A bare number is all that is needed: how many lines below contain the string "With"?

──────── Extracted data ────────

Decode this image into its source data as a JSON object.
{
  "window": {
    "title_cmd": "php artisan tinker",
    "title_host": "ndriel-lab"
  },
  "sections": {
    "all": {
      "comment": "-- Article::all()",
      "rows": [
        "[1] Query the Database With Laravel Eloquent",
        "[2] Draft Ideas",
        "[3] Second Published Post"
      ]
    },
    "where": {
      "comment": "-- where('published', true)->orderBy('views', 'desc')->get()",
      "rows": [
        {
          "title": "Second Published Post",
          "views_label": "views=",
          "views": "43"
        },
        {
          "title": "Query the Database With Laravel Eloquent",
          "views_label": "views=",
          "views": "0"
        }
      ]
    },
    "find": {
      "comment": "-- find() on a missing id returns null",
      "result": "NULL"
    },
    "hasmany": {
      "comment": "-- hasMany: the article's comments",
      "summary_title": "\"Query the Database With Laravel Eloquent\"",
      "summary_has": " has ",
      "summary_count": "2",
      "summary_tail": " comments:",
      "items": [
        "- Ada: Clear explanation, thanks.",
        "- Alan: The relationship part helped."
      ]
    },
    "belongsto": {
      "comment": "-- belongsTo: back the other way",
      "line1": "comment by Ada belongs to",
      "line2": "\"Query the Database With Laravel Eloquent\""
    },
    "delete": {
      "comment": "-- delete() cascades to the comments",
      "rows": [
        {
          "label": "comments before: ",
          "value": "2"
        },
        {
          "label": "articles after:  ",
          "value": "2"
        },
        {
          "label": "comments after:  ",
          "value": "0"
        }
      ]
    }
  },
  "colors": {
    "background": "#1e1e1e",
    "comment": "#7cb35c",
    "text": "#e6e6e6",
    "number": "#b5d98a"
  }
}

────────

» **Expected answer**:
4